------ SOURCE DATA

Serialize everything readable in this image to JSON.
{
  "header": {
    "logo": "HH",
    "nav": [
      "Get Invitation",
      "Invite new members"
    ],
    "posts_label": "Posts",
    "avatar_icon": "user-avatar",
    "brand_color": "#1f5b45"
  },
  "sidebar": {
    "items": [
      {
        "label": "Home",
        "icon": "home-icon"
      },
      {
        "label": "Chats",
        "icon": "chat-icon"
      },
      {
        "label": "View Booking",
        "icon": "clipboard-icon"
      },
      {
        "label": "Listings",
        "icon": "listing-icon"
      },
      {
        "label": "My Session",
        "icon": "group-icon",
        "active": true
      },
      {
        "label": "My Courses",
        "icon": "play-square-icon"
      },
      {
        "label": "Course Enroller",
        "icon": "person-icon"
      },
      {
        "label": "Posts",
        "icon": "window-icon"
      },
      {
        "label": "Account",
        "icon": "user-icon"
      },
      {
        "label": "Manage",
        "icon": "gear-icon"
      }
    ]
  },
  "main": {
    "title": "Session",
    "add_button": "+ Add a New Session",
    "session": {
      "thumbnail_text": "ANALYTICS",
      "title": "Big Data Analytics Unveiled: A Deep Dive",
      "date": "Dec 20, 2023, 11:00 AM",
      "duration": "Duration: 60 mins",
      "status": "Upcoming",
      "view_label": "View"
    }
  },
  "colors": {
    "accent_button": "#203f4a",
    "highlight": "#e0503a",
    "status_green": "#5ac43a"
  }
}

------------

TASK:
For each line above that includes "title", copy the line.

RESPONSE TO THIS EXERCISE:
    "title": "Session",
      "title": "Big Data Analytics Unveiled: A Deep Dive",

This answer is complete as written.